Four years on from the tragic Grenfell disaster and thousands of buildings across the country still have serious fire safety issues which need to be remediated. A survey by Inside Housing revealed that landlords in the social housing sector have already carried out remedial works on as many as 800,000 homes but there is still much more work to be done.
Government advice in January 2020 stated that relevant buildings of all heights required an external wall assessment to confirm their compliance with the updated fire safety regulations, but only buildings above 18m in height would be eligible for support from the government’s Building Safety Fund. For those living in non-compliant buildings below this height, the challenge of sourcing funds to resolve the safety issues identified remained.
New advice that states that buildings under 18m now do not require an external wall assessment of their cladding, facades and balconies may be a financial relief for leaseholders but the truth remains that many of these buildings remain unsafe and work to protect the lives of tenants must still be a priority.

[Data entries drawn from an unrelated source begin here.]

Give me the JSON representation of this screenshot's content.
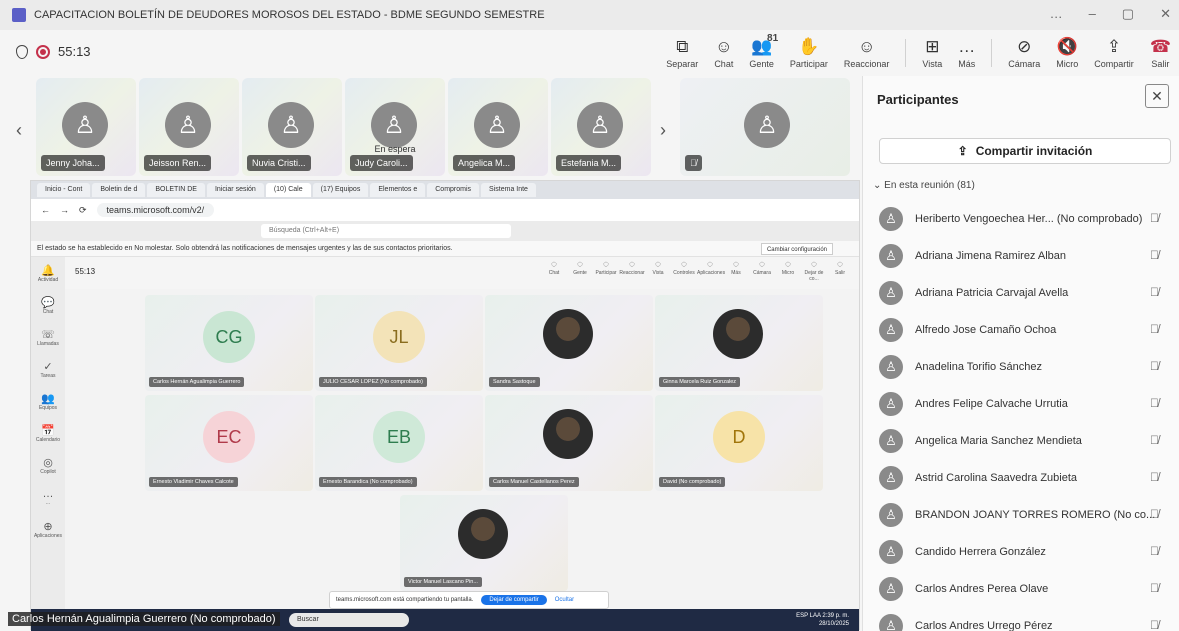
{
  "window": {
    "title": "CAPACITACION BOLETÍN DE DEUDORES MOROSOS DEL ESTADO - BDME SEGUNDO SEMESTRE",
    "controls": [
      "…",
      "–",
      "▢",
      "✕"
    ]
  },
  "meeting": {
    "timer": "55:13",
    "toolbar": [
      {
        "id": "separar",
        "icon": "⧉",
        "label": "Separar"
      },
      {
        "id": "chat",
        "icon": "☺",
        "label": "Chat"
      },
      {
        "id": "gente",
        "icon": "👥",
        "label": "Gente",
        "count": "81"
      },
      {
        "id": "participar",
        "icon": "✋",
        "label": "Participar"
      },
      {
        "id": "reaccionar",
        "icon": "☺",
        "label": "Reaccionar"
      },
      {
        "id": "vista",
        "icon": "⊞",
        "label": "Vista"
      },
      {
        "id": "mas",
        "icon": "…",
        "label": "Más"
      },
      {
        "id": "camara",
        "icon": "⊘",
        "label": "Cámara"
      },
      {
        "id": "micro",
        "icon": "🔇",
        "label": "Micro"
      },
      {
        "id": "compartir",
        "icon": "⇪",
        "label": "Compartir"
      },
      {
        "id": "salir",
        "icon": "☎",
        "label": "Salir"
      }
    ]
  },
  "strip": {
    "tiles": [
      {
        "name": "Jenny Joha..."
      },
      {
        "name": "Jeisson Ren..."
      },
      {
        "name": "Nuvia Cristi..."
      },
      {
        "name": "Judy Caroli...",
        "hold": "En espera"
      },
      {
        "name": "Angelica M..."
      },
      {
        "name": "Estefania M..."
      }
    ],
    "big_tile": {
      "name": ""
    }
  },
  "shared": {
    "tabs": [
      "Inicio - Cont",
      "Boletin de d",
      "BOLETIN DE",
      "Iniciar sesión",
      "(10) Cale",
      "(17) Equipos",
      "Elementos e",
      "Compromis",
      "Sistema Inte"
    ],
    "url": "teams.microsoft.com/v2/",
    "search_placeholder": "Búsqueda (Ctrl+Alt+E)",
    "notice": "El estado se ha establecido en No molestar. Solo obtendrá las notificaciones de mensajes urgentes y las de sus contactos prioritarios.",
    "notice_btn": "Cambiar configuración",
    "rail": [
      "Actividad",
      "Chat",
      "Llamadas",
      "Tareas",
      "Equipos",
      "Calendario",
      "Copilot",
      "...",
      "Aplicaciones"
    ],
    "inner_timer": "55:13",
    "inner_buttons": [
      "Chat",
      "Gente",
      "Participar",
      "Reaccionar",
      "Vista",
      "Controles",
      "Aplicaciones",
      "Más",
      "Cámara",
      "Micro",
      "Dejar de co...",
      "Salir"
    ],
    "tiles": [
      {
        "initials": "CG",
        "label": "Carlos Hernán Agualimpia Guerrero",
        "color": "#2e7d4f",
        "bg": "#c9e6d3"
      },
      {
        "initials": "JL",
        "label": "JULIO CESAR LOPEZ (No comprobado)",
        "color": "#8a6d1e",
        "bg": "#f3e3b8"
      },
      {
        "initials": "",
        "label": "Sandra Sastoque",
        "photo": true
      },
      {
        "initials": "",
        "label": "Ginna Marcela Ruiz Gonzalez",
        "photo": true
      },
      {
        "initials": "EC",
        "label": "Ernesto Vladimir Chaves Calcote",
        "color": "#b03a4a",
        "bg": "#f6d3d7"
      },
      {
        "initials": "EB",
        "label": "Ernesto Barandica (No comprobado)",
        "color": "#2e7d4f",
        "bg": "#cfe9d8"
      },
      {
        "initials": "",
        "label": "Carlos Manuel Castellanos Perez",
        "photo": true
      },
      {
        "initials": "D",
        "label": "David (No comprobado)",
        "color": "#a1750a",
        "bg": "#f7e3a8"
      },
      {
        "initials": "",
        "label": "Victor Manuel Lascano Pin...",
        "photo": true
      }
    ],
    "share_msg": "teams.microsoft.com está compartiendo tu pantalla.",
    "stop_share": "Dejar de compartir",
    "hide": "Ocultar",
    "taskbar_search": "Buscar",
    "clock_time": "2:39 p. m.",
    "clock_date": "28/10/2025",
    "lang": "ESP LAA"
  },
  "presenter": "Carlos Hernán Agualimpia Guerrero (No comprobado)",
  "panel": {
    "title": "Participantes",
    "invite": "Compartir invitación",
    "section": "En esta reunión (81)",
    "people": [
      "Heriberto Vengoechea Her... (No comprobado)",
      "Adriana Jimena Ramirez Alban",
      "Adriana Patricia Carvajal Avella",
      "Alfredo Jose Camaño Ochoa",
      "Anadelina Torifio Sánchez",
      "Andres Felipe Calvache Urrutia",
      "Angelica Maria Sanchez Mendieta",
      "Astrid Carolina Saavedra Zubieta",
      "BRANDON JOANY TORRES ROMERO (No co...",
      "Candido Herrera González",
      "Carlos Andres Perea Olave",
      "Carlos Andres Urrego Pérez"
    ]
  }
}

In most cases of social tenants, the cost of remediation works will not be transferred to them but this puts an additional burden on landlords to find the money to cover the costs without having to increase rent. The government has provided a £1 billion Building Safety Fund for housing associations but this is only expected to cover 600 buildings and has already had over 2,000 applications.
Four of the UK’s largest housing associations, Clarion Housing Group, L&Q, Network Homes and Peabody have stated that remediation costs across their portfolios will come at the expense of 40 per cent of their new social housing targets over the next five years. Pressure is piling up on all sides to recover the UK’s social housing stock despite the complexities around cladding, Brexit and the pandemic.
Some social housing landlords may see the change in advice as a release from the costly obligations of fire safety work but no longer requiring an external wall assessment on their tenanted properties does not mean the problem goes away. To prioritise the safety of every person living in unsafe buildings, the government would need to complement this advice with a meaningful way to improve the quality of buildings below 18m.
The future of social housing
A number of housing associations have highlighted how fire safety work comes at the expense of other work landlords need to carry out, including development and decarbonisation targets.
Landlords are currently expected to ensure their properties are compliant with future eco targets, as well as complete fire safety work, all with no additional financial support. For this reason, the immediate danger associated with fire safety is unsurprisingly prioritised, putting social housing at risk of falling behind in other areas. Without access to any additional support, social housing landlords may jeopardise the UK’s adherence to climate targets.
Keeping tenants safe
Above all, the most important concern is the safety of tenants in buildings of any size. While the change in advice may no longer render non-compliant properties below 18m valueless, owners of these homes shouldn’t take this as an opportunity to avoid carrying out vital safety inspections and remedial work.
With no further clarity on what support the thousands of buildings below 18m will receive to resolve their issues, some housing associations have begun generating money from their social rents as this is currently the most reliable way to ensure the work can be completed in a timely manner.
With the urgency removed from resolving the issues in low rise buildings, social housing landlords may be pressured to turn their attention elsewhere; but issues around the cladding scandal can’t end until all fire safety issues in buildings of all heights have been resolved.